How grace shaped the Renaissance in Italy "Grace" emerges as a keyword in the culture and society of sixteenth-century Italy. The Grace of the Italian Renaissance explores how it conveys and connects the most pressing ethical, social and aesthetic concerns of an age concerned with the reactivation of ancient ideas in a changing world. The book reassesses artists such as Francesco del Cossa, Raphael and Michelangelo and explores anew writers like Castiglione, Ariosto, Tullia d'Aragona and Vittoria Colonna. It shows how these artists and writers put grace at the heart of their work. Grace, Ita Mac Carthy argues, came to be as contested as it was prized across a range of Renaissance Italian contexts. It characterised emerging styles in literature and the visual arts, shaped ideas about how best to behave at court and sparked controversy about social harmony and human salvation. For all these reasons, grace abounded in the Italian Renaissance, yet it remained hard to define. Mac Carthy explores what grace meant to theologians, artists, writers and philosophers, showing how it influenced their thinking about themselves, each other and the world. Ambitiously conceived and elegantly written, this book portrays grace not as a stable formula of expression but as a web of interventions in culture and society.
For centuriesthe society and politics of Old Regime Europe relied on the strong connectionbetween past, present, and future and on a belief in the unstoppable continuityof time. What happened during the eighteenth century when the Age of Revolutionsclaimed to cancel the previous social order and announced the dawn of a newera? This book explores how antiquarianism provided new political bodies withallegedly time-hallowed traditions and so served as a source of legitimacy forreshaping European politics. The love for antiquities forged a common languageof political communication within a burgeoning public sphere. To understandwhy this happened, Marco Cavarzere focuses on the cultural debates taking placein the Italian states from 1748 until 1796. During this period, governmentstried to establish regional "national cultures" through erudite scholarship,with the intent of creating new administrative and political centralizationwithin individual Italian states. Meanwhile, other sectors of local societiesused the tools of antiquarianism in order to offer a counter-narrative on thesepolitical reforms. Ultimately, thisbook proposes a localized way of reading antiquarian texts. Far from presentingtimeless knowledge, erudition in fact gave voice to specific tensions whichwere linked to restricted political arenas and regional public opinion.

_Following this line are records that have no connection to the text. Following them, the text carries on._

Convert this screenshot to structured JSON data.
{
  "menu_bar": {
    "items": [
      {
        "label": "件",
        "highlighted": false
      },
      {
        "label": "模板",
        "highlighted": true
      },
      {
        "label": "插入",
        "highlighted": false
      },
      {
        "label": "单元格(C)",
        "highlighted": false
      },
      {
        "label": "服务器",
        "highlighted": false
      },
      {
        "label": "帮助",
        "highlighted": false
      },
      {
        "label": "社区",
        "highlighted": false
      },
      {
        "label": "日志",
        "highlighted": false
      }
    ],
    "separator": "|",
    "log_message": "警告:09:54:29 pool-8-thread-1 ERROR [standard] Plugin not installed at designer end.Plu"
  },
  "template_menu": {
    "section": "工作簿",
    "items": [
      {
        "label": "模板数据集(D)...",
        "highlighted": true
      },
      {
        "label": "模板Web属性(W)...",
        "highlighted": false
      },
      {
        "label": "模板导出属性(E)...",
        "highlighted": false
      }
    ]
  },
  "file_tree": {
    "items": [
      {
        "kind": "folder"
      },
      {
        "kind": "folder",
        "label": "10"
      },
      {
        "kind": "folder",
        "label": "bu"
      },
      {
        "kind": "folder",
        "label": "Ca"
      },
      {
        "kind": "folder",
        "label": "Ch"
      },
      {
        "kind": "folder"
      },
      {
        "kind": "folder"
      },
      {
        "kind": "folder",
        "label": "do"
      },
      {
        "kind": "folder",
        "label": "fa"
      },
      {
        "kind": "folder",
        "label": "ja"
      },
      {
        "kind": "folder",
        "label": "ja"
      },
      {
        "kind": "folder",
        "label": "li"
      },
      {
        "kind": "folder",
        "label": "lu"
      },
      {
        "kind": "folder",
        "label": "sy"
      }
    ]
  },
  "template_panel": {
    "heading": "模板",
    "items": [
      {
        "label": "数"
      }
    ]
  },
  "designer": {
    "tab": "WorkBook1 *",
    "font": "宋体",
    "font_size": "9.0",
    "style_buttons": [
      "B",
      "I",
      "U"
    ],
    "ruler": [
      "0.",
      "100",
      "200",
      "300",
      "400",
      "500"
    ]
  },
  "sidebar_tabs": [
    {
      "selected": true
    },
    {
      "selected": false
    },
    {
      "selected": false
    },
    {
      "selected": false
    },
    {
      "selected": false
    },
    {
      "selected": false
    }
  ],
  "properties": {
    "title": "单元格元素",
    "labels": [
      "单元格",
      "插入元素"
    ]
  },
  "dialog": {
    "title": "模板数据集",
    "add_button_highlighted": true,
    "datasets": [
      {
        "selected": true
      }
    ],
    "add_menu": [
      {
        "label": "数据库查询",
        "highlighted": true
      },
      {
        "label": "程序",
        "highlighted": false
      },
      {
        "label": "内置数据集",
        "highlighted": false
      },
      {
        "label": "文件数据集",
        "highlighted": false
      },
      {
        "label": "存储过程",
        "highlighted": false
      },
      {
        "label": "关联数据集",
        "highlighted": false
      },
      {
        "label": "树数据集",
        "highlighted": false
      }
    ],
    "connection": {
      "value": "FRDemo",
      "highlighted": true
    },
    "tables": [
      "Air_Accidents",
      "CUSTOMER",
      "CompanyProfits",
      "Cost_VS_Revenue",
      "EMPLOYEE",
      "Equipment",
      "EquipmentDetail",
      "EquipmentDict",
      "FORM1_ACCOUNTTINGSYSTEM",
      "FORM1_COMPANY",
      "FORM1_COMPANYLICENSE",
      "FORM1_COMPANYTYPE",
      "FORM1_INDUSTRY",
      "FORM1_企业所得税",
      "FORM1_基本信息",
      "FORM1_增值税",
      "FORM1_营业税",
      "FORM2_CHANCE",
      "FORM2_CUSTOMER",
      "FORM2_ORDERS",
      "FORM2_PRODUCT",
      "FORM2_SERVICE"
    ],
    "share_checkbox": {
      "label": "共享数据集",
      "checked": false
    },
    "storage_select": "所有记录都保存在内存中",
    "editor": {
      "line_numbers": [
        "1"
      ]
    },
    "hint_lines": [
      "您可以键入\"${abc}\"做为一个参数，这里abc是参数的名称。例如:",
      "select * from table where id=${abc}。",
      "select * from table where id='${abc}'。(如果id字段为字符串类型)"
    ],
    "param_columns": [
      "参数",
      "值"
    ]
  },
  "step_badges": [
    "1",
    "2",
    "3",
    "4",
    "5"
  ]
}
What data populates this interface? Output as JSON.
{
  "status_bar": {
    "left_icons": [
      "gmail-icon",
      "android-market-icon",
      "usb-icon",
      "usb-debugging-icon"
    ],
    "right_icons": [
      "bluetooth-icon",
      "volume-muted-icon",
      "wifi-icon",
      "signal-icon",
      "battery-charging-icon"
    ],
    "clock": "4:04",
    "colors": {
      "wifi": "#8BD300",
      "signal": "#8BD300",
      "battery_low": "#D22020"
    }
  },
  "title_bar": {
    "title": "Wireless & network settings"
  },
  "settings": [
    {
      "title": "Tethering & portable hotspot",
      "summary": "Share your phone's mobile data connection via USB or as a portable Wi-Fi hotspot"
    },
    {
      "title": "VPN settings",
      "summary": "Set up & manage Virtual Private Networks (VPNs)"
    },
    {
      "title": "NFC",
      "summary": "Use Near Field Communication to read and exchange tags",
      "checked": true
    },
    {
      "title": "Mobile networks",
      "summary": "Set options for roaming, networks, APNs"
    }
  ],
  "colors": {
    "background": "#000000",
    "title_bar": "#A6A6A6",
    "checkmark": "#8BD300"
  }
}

The essays within Beyond Catholicism trace the interconnections of belief, heresy, and mysticism in Italian culture from the Middle Ages to today. In particular, they explore how religious discourse has unfolded within Italian culture in the context of shifting paradigms of rationality, authority, time, good and evil, and human collectivities.